_Action item_
For the data below, work out how many lines include the string "label" and report only the number.

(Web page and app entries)
%%
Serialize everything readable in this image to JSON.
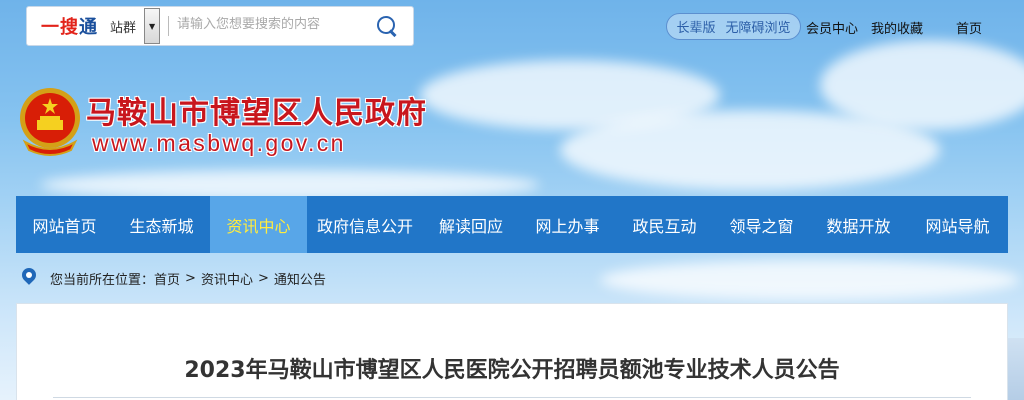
{
  "top": {
    "brand_main": "一搜",
    "brand_accent": "通",
    "site_group": "站群",
    "search_placeholder": "请输入您想要搜索的内容",
    "access_elder": "长辈版",
    "access_barrier_free": "无障碍浏览",
    "member_center": "会员中心",
    "my_favorites": "我的收藏",
    "home": "首页"
  },
  "header": {
    "title": "马鞍山市博望区人民政府",
    "url": "www.masbwq.gov.cn"
  },
  "nav": {
    "items": [
      {
        "label": "网站首页"
      },
      {
        "label": "生态新城"
      },
      {
        "label": "资讯中心",
        "active": true
      },
      {
        "label": "政府信息公开"
      },
      {
        "label": "解读回应"
      },
      {
        "label": "网上办事"
      },
      {
        "label": "政民互动"
      },
      {
        "label": "领导之窗"
      },
      {
        "label": "数据开放"
      },
      {
        "label": "网站导航"
      }
    ]
  },
  "breadcrumb": {
    "prefix": "您当前所在位置：",
    "items": [
      "首页",
      "资讯中心",
      "通知公告"
    ],
    "separator": ">"
  },
  "article": {
    "title": "2023年马鞍山市博望区人民医院公开招聘员额池专业技术人员公告"
  },
  "colors": {
    "nav_bg": "#2176c8",
    "nav_active_bg": "#58a6e8",
    "nav_active_text": "#ffec3d",
    "title_red": "#c8161d"
  }
}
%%
_Solution to the problem_
10